-- Prompt --
A faithful copy without images is required: write out all the records exactly.

(Website and app data records)
________

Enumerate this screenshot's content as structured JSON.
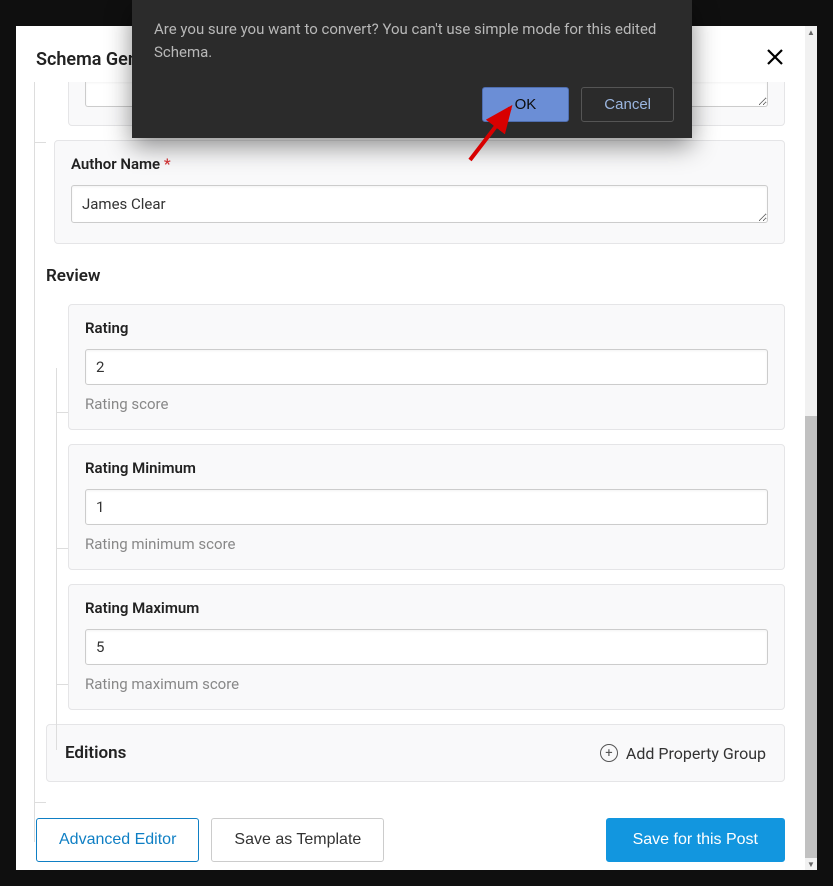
{
  "panel": {
    "title_visible": "Schema Gen",
    "close": "✕"
  },
  "confirm": {
    "text": "Are you sure you want to convert? You can't use simple mode for this edited Schema.",
    "ok": "OK",
    "cancel": "Cancel"
  },
  "author": {
    "label": "Author Name",
    "value": "James Clear"
  },
  "review": {
    "title": "Review",
    "rating": {
      "label": "Rating",
      "value": "2",
      "hint": "Rating score"
    },
    "rating_min": {
      "label": "Rating Minimum",
      "value": "1",
      "hint": "Rating minimum score"
    },
    "rating_max": {
      "label": "Rating Maximum",
      "value": "5",
      "hint": "Rating maximum score"
    }
  },
  "editions": {
    "label": "Editions",
    "add_group": "Add Property Group"
  },
  "footer": {
    "advanced": "Advanced Editor",
    "save_template": "Save as Template",
    "save_post": "Save for this Post"
  }
}
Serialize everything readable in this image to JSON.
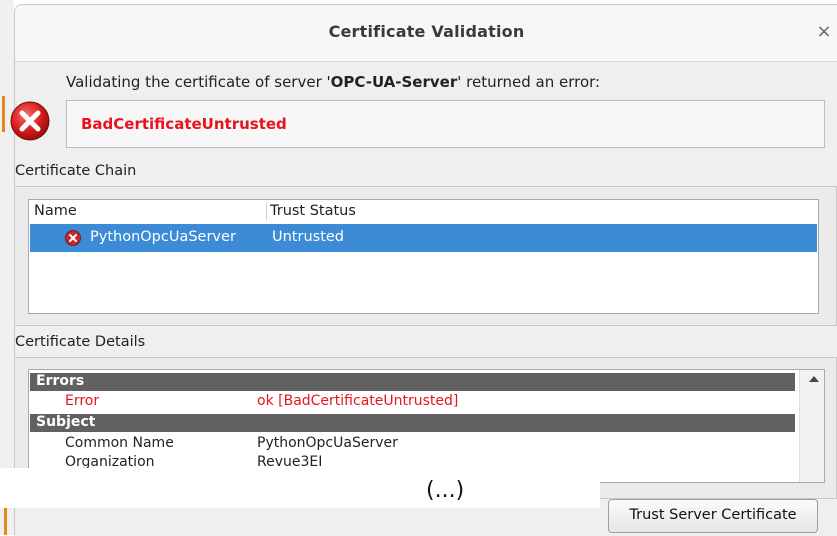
{
  "dialog": {
    "title": "Certificate Validation",
    "close_label": "×",
    "message_prefix": "Validating the certificate of server '",
    "server_name": "OPC-UA-Server",
    "message_suffix": "' returned an error:",
    "error_code": "BadCertificateUntrusted"
  },
  "chain": {
    "section_label": "Certificate Chain",
    "columns": [
      "Name",
      "Trust Status"
    ],
    "rows": [
      {
        "name": "PythonOpcUaServer",
        "status": "Untrusted",
        "icon": "error-icon"
      }
    ]
  },
  "details": {
    "section_label": "Certificate Details",
    "groups": [
      {
        "title": "Errors",
        "items": [
          {
            "key": "Error",
            "value": "ok [BadCertificateUntrusted]"
          }
        ]
      },
      {
        "title": "Subject",
        "items": [
          {
            "key": "Common Name",
            "value": "PythonOpcUaServer"
          },
          {
            "key": "Organization",
            "value": "Revue3EI"
          }
        ]
      }
    ]
  },
  "truncation_marker": "(...)",
  "buttons": {
    "trust": "Trust Server Certificate"
  },
  "colors": {
    "error": "#e8141d",
    "selection": "#3b8bd6",
    "group_header": "#616161"
  }
}
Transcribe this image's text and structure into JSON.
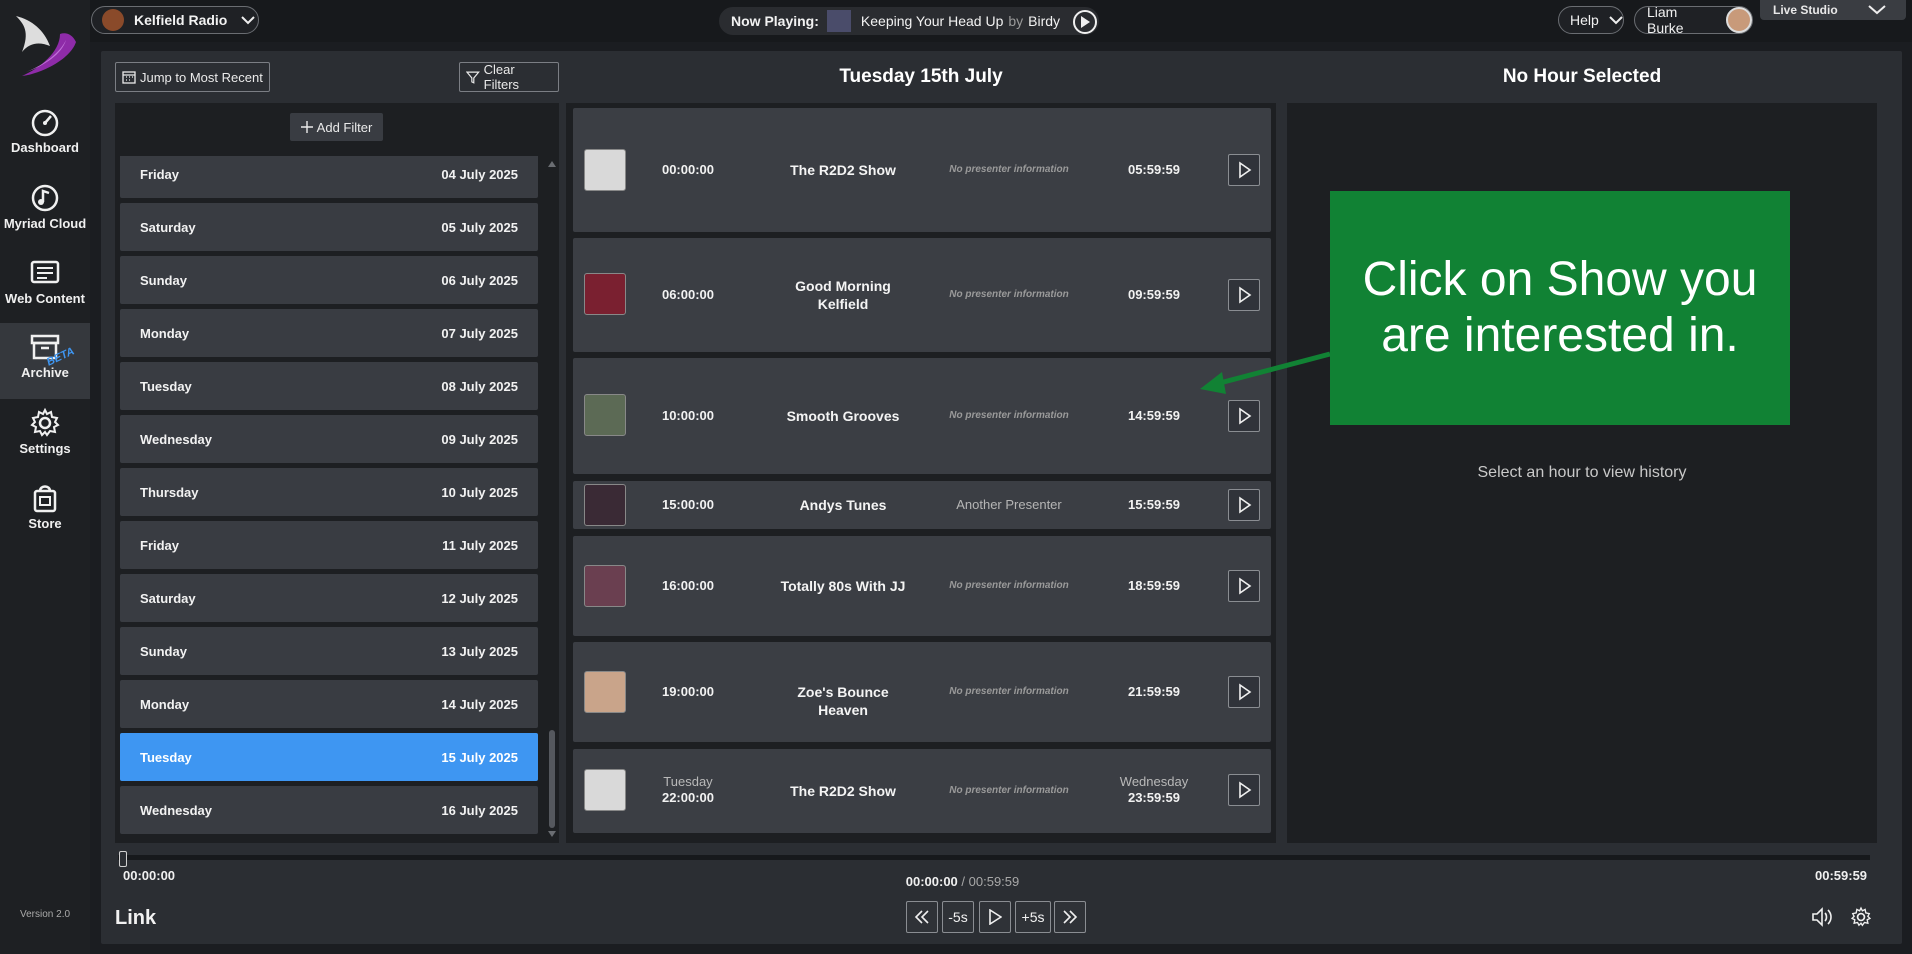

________

-- Task output --
Enumerate this screenshot's content as structured JSON.
{
  "panel": {
    "title_visible": "Schema Gen",
    "close": "✕"
  },
  "confirm": {
    "text": "Are you sure you want to convert? You can't use simple mode for this edited Schema.",
    "ok": "OK",
    "cancel": "Cancel"
  },
  "author": {
    "label": "Author Name",
    "value": "James Clear"
  },
  "review": {
    "title": "Review",
    "rating": {
      "label": "Rating",
      "value": "2",
      "hint": "Rating score"
    },
    "rating_min": {
      "label": "Rating Minimum",
      "value": "1",
      "hint": "Rating minimum score"
    },
    "rating_max": {
      "label": "Rating Maximum",
      "value": "5",
      "hint": "Rating maximum score"
    }
  },
  "editions": {
    "label": "Editions",
    "add_group": "Add Property Group"
  },
  "footer": {
    "advanced": "Advanced Editor",
    "save_template": "Save as Template",
    "save_post": "Save for this Post"
  }
}
Serialize everything readable in this image to JSON.
{
  "dialog": {
    "title": "Certificate Validation",
    "close_label": "×",
    "message_prefix": "Validating the certificate of server '",
    "server_name": "OPC-UA-Server",
    "message_suffix": "' returned an error:",
    "error_code": "BadCertificateUntrusted"
  },
  "chain": {
    "section_label": "Certificate Chain",
    "columns": [
      "Name",
      "Trust Status"
    ],
    "rows": [
      {
        "name": "PythonOpcUaServer",
        "status": "Untrusted",
        "icon": "error-icon"
      }
    ]
  },
  "details": {
    "section_label": "Certificate Details",
    "groups": [
      {
        "title": "Errors",
        "items": [
          {
            "key": "Error",
            "value": "ok [BadCertificateUntrusted]"
          }
        ]
      },
      {
        "title": "Subject",
        "items": [
          {
            "key": "Common Name",
            "value": "PythonOpcUaServer"
          },
          {
            "key": "Organization",
            "value": "Revue3EI"
          }
        ]
      }
    ]
  },
  "truncation_marker": "(...)",
  "buttons": {
    "trust": "Trust Server Certificate"
  },
  "colors": {
    "error": "#e8141d",
    "selection": "#3b8bd6",
    "group_header": "#616161"
  }
}
Transcribe this image's text and structure into JSON.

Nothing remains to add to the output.